# In calculating Clebsch-Gordan coefficients, is there a restriction on when the recursion relations can be used?

So let's consider the case of $$j_1=3/2,j_2=1/2$$. We know from a table that the Clebsch Gordan Coefficient should be one. However, we also know that the recursion relation, referencing Zettili Quantum Mechanics, is given by $$\sqrt{(j\mp m)(j\pm m+1)}\langle j_1 j_2;m_1 m_2|j,m\pm 1\rangle=\sqrt{(j_1\pm m_1)(j_1\mp m_1+1)}\langle j_1 j_2;m_1\mp 1,m_2|jm\rangle+\sqrt{(j_2\pm m_2)(j_2\mp m_2+1)}\langle j_1 j_2;m_1,m_2\mp 1|jm\rangle$$ However, if we plug in, for $$m=2$$ with $$m_1=3/2,m_2=1/2$$, and the aforementioned $$j_1,j_2$$ values, we get $$\sqrt{(3/2+3/2)(3/2-3/2+1)}\langle3/2,1/2;1/2,1/2\rangle+\sqrt{(1/2+1/2)(1/2-1/2+1)}\langle{3/2,1/2; 3/2,-1/2\rangle}$$ Which is equal to $$\sqrt{3}\langle3/2,1/2;1/2,1/2\rangle+\langle{3/2,1/2; 3/2,-1/2\rangle}$$ Invoking the normalization condition, $$\left(\sqrt{(3/2+3/2)(3/2-3/2+1)}\langle3/2,1/2;1/2,1/2\rangle\right)^2+\left(\sqrt{(1/2+1/2)(1/2-1/2+1)}\langle{3/2,1/2; 3/2,-1/2\rangle}\right)^2=1$$ We get that the CGC is not 1, but $$\frac{1}{4}$$.

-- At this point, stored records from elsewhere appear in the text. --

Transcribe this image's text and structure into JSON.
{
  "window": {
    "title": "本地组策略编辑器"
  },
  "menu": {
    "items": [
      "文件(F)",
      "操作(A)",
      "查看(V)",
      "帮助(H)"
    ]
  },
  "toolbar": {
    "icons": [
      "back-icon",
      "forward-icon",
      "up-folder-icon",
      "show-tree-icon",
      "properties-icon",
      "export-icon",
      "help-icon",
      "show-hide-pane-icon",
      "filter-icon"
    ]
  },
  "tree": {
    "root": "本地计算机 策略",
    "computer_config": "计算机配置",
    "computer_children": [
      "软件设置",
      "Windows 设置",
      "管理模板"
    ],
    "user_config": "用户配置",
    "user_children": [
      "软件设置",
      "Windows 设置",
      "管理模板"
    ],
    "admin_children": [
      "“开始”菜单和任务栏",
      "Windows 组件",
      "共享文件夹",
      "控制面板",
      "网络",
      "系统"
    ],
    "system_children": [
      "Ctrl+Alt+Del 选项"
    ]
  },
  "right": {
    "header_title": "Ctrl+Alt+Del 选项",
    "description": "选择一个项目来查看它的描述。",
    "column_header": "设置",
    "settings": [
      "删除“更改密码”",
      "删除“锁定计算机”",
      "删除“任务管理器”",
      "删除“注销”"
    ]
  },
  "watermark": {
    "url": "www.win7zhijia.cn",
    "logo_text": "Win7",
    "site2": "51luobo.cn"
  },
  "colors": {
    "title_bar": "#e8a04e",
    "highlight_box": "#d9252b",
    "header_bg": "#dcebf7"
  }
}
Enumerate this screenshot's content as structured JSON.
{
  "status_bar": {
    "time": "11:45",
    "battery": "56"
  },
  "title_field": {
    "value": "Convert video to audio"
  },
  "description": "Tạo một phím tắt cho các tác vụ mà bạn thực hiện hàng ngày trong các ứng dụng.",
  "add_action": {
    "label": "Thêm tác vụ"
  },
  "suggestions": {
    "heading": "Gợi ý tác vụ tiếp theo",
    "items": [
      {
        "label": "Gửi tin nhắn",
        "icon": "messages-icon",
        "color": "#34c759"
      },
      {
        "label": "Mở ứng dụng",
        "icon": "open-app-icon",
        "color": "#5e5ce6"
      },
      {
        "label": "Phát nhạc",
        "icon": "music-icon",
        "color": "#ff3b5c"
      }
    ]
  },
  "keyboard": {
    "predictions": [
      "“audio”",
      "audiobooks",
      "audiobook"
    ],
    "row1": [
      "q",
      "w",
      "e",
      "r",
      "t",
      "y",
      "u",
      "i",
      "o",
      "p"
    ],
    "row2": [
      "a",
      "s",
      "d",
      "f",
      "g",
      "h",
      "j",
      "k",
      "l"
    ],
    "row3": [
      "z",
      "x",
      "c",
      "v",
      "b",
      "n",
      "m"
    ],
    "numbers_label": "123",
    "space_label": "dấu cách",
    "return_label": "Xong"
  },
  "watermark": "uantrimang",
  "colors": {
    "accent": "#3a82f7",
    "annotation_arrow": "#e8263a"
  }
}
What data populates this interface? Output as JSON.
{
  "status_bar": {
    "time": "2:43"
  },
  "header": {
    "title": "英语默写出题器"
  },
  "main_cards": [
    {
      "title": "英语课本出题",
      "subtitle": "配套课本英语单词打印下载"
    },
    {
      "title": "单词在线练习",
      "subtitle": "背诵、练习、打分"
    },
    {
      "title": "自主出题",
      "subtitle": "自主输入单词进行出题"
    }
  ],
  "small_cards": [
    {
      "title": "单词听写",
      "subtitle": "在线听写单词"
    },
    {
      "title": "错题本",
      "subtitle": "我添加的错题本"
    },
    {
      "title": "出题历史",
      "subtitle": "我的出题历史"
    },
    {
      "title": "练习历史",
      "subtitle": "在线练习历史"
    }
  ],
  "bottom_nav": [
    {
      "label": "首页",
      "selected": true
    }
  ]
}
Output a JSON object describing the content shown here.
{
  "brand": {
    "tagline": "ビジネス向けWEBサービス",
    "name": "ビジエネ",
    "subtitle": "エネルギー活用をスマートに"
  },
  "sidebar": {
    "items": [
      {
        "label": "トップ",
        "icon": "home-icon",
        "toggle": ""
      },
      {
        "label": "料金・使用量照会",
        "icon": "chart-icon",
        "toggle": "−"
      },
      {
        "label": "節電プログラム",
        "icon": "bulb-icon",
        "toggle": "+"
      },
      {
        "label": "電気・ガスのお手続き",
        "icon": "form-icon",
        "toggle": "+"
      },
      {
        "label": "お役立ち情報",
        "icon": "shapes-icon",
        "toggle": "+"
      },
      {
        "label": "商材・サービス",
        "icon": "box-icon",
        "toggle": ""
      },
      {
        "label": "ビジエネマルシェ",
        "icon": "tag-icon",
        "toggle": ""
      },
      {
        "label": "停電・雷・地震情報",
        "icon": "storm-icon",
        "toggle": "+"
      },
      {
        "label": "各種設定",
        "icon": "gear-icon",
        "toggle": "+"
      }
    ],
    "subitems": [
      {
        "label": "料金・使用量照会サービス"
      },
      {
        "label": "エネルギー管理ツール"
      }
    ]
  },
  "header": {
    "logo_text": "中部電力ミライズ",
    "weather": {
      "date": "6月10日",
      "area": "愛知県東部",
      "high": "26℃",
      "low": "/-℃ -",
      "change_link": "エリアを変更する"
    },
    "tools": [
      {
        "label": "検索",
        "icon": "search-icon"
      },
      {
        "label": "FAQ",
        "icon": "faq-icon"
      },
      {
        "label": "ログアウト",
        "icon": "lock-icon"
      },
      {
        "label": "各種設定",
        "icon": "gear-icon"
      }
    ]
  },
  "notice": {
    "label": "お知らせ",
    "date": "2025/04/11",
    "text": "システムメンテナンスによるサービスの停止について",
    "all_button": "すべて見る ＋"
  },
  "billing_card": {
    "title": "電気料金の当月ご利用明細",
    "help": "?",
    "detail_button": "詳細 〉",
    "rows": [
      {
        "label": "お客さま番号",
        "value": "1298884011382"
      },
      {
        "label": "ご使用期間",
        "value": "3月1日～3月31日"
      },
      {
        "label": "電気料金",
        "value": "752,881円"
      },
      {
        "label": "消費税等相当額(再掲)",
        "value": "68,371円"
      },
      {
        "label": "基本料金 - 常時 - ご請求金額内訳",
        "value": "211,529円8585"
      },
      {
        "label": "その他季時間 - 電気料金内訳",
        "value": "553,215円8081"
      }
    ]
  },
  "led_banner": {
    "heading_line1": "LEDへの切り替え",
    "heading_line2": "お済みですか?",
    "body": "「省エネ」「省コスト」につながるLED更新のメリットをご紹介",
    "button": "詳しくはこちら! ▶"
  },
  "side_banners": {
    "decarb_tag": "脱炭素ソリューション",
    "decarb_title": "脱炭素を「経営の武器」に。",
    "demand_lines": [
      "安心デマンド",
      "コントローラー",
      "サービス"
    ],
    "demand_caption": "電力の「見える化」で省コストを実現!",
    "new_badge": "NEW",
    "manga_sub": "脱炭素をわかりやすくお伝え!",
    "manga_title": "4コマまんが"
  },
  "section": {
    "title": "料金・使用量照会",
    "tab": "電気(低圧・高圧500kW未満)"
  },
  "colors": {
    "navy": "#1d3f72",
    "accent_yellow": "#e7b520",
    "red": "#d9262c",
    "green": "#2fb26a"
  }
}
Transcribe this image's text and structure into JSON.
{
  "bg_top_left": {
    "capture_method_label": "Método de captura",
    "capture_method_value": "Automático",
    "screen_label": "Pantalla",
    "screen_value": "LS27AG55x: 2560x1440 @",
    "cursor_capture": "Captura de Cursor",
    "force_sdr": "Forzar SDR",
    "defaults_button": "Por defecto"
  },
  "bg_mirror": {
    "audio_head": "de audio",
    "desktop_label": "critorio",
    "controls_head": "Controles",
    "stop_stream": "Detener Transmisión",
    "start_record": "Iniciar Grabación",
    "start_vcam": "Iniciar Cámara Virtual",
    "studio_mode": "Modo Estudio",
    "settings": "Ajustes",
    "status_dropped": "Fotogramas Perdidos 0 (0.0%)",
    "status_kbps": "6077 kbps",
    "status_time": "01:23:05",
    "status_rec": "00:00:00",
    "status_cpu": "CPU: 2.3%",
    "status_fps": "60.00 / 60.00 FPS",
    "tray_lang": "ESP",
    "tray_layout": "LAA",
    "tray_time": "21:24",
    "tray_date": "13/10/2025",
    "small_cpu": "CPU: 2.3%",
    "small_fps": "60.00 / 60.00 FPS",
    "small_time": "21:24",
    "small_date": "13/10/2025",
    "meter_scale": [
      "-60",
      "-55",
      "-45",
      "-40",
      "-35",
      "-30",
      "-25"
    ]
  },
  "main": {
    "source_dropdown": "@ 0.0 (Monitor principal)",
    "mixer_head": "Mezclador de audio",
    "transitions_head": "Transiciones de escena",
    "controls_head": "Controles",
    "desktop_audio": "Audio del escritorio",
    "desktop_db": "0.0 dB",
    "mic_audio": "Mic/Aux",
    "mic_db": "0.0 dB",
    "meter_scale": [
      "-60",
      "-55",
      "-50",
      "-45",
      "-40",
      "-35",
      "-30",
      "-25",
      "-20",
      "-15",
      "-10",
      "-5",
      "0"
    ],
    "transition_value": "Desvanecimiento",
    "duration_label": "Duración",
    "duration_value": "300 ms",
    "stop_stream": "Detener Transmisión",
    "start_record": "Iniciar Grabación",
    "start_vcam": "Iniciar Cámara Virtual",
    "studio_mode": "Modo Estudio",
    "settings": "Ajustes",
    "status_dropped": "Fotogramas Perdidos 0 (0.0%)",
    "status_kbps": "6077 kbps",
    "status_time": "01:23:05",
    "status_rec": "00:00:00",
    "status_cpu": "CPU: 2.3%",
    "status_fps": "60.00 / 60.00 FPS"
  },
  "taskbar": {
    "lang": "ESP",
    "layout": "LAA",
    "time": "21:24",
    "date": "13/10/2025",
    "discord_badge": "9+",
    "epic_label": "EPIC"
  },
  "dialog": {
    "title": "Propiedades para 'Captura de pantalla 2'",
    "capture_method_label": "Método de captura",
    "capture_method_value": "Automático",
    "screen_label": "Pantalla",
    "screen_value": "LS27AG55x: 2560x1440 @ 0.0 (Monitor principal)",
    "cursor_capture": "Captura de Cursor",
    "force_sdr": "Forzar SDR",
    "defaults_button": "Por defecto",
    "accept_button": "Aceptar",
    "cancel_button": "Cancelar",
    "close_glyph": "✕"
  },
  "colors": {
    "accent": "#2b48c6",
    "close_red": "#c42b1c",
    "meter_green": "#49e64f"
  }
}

There is obviously some mistake I am making here, but I am following the recursion relation formula. So is there some kind of restriction on using it as opposed to simply using the annihilation operator $$\hat{J}_{-}$$?

• Where did you find that normalization condition? Feb 3, 2023 at 1:30
• It is in Zettili Quantum Mechanics, equation 7.125 Feb 3, 2023 at 1:32
• Aren't your expectation values missing the $|jm\rangle$ or $|j, m\pm 1\rangle$ parts? Also how are you computing $j$ from $j_1$ and $j_2$? Feb 3, 2023 at 2:40
• As $|jm\rangle$ are constant and I am focused on the coefficient rather than the ket, I have excluded them. And $j=2$, as $j_1=s_1=3/2$ and $j_2=s_2=1/2$, this means $j=j_1+j_2=2$(this is a case for orbital AM =0) Feb 3, 2023 at 2:52
• The kets you skipped would have alerted you to the entire brackets vanishing, by virtue of mismatched m s. Feb 3, 2023 at 23:06

You are misusing the recursion. All brackets where the (summed) ms don't match up between bras and kets vanish.

It looks like you are choosing the upper sign, so, indeed, you are verifying that 0=0+0. You did not witness a failure of the identity.

To find a nontrivial example, instead, consider $$m_1=3/2; ~~m_2=1/2; ~~m=1;~~j=2$$, and take the upper signs again, for the sake of argument: $$2\langle 3/2~1/2; 3/2~1/2| 2~2\rangle = \sqrt{3} \langle 3/2~1/2 ; 1/2~1/2 | 2~1\rangle +\langle 3/2~1/2 ; 3/2~-\!1/2 | 2~1\rangle \\ 2= 3/2 +1/2.$$ Can you replicate the CG table, now?

• Yes, I realized a bit later. Thanks for the answer anyways Feb 4, 2023 at 0:12